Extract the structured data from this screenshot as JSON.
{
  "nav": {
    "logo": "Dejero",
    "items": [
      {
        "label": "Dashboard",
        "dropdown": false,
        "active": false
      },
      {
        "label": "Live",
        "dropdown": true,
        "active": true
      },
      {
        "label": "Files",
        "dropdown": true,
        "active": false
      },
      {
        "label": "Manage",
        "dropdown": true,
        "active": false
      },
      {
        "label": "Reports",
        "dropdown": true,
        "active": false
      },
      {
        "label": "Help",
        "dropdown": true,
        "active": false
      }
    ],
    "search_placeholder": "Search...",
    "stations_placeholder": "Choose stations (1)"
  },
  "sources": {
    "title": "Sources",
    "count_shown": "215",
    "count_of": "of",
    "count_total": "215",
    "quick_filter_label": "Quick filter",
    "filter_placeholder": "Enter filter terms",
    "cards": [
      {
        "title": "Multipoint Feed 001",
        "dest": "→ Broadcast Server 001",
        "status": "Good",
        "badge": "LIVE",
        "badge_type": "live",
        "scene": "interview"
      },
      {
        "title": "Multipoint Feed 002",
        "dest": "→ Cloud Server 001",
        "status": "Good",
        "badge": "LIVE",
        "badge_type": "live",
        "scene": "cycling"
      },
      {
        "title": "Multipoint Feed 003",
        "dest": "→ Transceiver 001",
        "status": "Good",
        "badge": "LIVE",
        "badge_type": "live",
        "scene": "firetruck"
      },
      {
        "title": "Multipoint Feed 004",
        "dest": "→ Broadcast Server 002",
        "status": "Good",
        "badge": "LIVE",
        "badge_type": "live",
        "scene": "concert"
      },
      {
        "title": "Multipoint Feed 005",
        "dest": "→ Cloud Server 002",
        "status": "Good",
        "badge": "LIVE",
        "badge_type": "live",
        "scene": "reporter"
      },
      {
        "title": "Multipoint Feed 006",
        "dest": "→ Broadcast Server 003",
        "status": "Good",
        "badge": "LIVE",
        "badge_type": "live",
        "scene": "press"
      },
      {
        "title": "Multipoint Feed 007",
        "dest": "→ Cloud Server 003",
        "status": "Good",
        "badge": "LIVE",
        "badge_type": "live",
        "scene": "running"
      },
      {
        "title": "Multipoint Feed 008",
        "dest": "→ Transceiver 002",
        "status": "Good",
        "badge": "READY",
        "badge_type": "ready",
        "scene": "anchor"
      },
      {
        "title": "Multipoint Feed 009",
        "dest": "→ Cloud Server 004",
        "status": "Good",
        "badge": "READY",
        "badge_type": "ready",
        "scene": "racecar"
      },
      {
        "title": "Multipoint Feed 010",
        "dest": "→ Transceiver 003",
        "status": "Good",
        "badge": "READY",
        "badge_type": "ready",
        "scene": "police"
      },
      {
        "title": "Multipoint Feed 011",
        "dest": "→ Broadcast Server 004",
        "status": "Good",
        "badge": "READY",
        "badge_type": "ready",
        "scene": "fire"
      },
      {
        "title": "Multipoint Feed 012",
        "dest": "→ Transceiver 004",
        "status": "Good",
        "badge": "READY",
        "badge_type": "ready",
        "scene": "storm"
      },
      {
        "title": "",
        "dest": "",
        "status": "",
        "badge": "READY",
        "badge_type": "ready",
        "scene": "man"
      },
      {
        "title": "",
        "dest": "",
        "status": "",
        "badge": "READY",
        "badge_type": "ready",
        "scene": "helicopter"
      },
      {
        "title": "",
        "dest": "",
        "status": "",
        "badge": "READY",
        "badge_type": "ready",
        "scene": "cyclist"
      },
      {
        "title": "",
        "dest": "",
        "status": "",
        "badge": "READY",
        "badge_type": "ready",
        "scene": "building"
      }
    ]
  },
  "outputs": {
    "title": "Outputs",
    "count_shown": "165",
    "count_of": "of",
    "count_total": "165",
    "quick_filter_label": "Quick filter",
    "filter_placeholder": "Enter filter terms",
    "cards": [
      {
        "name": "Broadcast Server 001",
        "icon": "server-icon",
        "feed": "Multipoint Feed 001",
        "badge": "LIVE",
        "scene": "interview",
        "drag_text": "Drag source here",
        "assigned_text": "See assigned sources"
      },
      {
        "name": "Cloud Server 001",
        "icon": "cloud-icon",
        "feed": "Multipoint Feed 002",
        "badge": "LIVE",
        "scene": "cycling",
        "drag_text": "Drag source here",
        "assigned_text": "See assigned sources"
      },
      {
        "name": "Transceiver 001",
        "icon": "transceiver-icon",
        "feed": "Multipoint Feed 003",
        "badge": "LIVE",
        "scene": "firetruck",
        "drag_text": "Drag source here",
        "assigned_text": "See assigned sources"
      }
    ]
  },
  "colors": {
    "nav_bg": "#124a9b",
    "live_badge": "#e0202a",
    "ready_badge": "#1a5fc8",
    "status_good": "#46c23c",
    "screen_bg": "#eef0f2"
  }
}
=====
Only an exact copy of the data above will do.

:: Solution to this problem ::
Extract the structured data from this screenshot as JSON.
{
  "nav": {
    "logo": "Dejero",
    "items": [
      {
        "label": "Dashboard",
        "dropdown": false,
        "active": false
      },
      {
        "label": "Live",
        "dropdown": true,
        "active": true
      },
      {
        "label": "Files",
        "dropdown": true,
        "active": false
      },
      {
        "label": "Manage",
        "dropdown": true,
        "active": false
      },
      {
        "label": "Reports",
        "dropdown": true,
        "active": false
      },
      {
        "label": "Help",
        "dropdown": true,
        "active": false
      }
    ],
    "search_placeholder": "Search...",
    "stations_placeholder": "Choose stations (1)"
  },
  "sources": {
    "title": "Sources",
    "count_shown": "215",
    "count_of": "of",
    "count_total": "215",
    "quick_filter_label": "Quick filter",
    "filter_placeholder": "Enter filter terms",
    "cards": [
      {
        "title": "Multipoint Feed 001",
        "dest": "→ Broadcast Server 001",
        "status": "Good",
        "badge": "LIVE",
        "badge_type": "live",
        "scene": "interview"
      },
      {
        "title": "Multipoint Feed 002",
        "dest": "→ Cloud Server 001",
        "status": "Good",
        "badge": "LIVE",
        "badge_type": "live",
        "scene": "cycling"
      },
      {
        "title": "Multipoint Feed 003",
        "dest": "→ Transceiver 001",
        "status": "Good",
        "badge": "LIVE",
        "badge_type": "live",
        "scene": "firetruck"
      },
      {
        "title": "Multipoint Feed 004",
        "dest": "→ Broadcast Server 002",
        "status": "Good",
        "badge": "LIVE",
        "badge_type": "live",
        "scene": "concert"
      },
      {
        "title": "Multipoint Feed 005",
        "dest": "→ Cloud Server 002",
        "status": "Good",
        "badge": "LIVE",
        "badge_type": "live",
        "scene": "reporter"
      },
      {
        "title": "Multipoint Feed 006",
        "dest": "→ Broadcast Server 003",
        "status": "Good",
        "badge": "LIVE",
        "badge_type": "live",
        "scene": "press"
      },
      {
        "title": "Multipoint Feed 007",
        "dest": "→ Cloud Server 003",
        "status": "Good",
        "badge": "LIVE",
        "badge_type": "live",
        "scene": "running"
      },
      {
        "title": "Multipoint Feed 008",
        "dest": "→ Transceiver 002",
        "status": "Good",
        "badge": "READY",
        "badge_type": "ready",
        "scene": "anchor"
      },
      {
        "title": "Multipoint Feed 009",
        "dest": "→ Cloud Server 004",
        "status": "Good",
        "badge": "READY",
        "badge_type": "ready",
        "scene": "racecar"
      },
      {
        "title": "Multipoint Feed 010",
        "dest": "→ Transceiver 003",
        "status": "Good",
        "badge": "READY",
        "badge_type": "ready",
        "scene": "police"
      },
      {
        "title": "Multipoint Feed 011",
        "dest": "→ Broadcast Server 004",
        "status": "Good",
        "badge": "READY",
        "badge_type": "ready",
        "scene": "fire"
      },
      {
        "title": "Multipoint Feed 012",
        "dest": "→ Transceiver 004",
        "status": "Good",
        "badge": "READY",
        "badge_type": "ready",
        "scene": "storm"
      },
      {
        "title": "",
        "dest": "",
        "status": "",
        "badge": "READY",
        "badge_type": "ready",
        "scene": "man"
      },
      {
        "title": "",
        "dest": "",
        "status": "",
        "badge": "READY",
        "badge_type": "ready",
        "scene": "helicopter"
      },
      {
        "title": "",
        "dest": "",
        "status": "",
        "badge": "READY",
        "badge_type": "ready",
        "scene": "cyclist"
      },
      {
        "title": "",
        "dest": "",
        "status": "",
        "badge": "READY",
        "badge_type": "ready",
        "scene": "building"
      }
    ]
  },
  "outputs": {
    "title": "Outputs",
    "count_shown": "165",
    "count_of": "of",
    "count_total": "165",
    "quick_filter_label": "Quick filter",
    "filter_placeholder": "Enter filter terms",
    "cards": [
      {
        "name": "Broadcast Server 001",
        "icon": "server-icon",
        "feed": "Multipoint Feed 001",
        "badge": "LIVE",
        "scene": "interview",
        "drag_text": "Drag source here",
        "assigned_text": "See assigned sources"
      },
      {
        "name": "Cloud Server 001",
        "icon": "cloud-icon",
        "feed": "Multipoint Feed 002",
        "badge": "LIVE",
        "scene": "cycling",
        "drag_text": "Drag source here",
        "assigned_text": "See assigned sources"
      },
      {
        "name": "Transceiver 001",
        "icon": "transceiver-icon",
        "feed": "Multipoint Feed 003",
        "badge": "LIVE",
        "scene": "firetruck",
        "drag_text": "Drag source here",
        "assigned_text": "See assigned sources"
      }
    ]
  },
  "colors": {
    "nav_bg": "#124a9b",
    "live_badge": "#e0202a",
    "ready_badge": "#1a5fc8",
    "status_good": "#46c23c",
    "screen_bg": "#eef0f2"
  }
}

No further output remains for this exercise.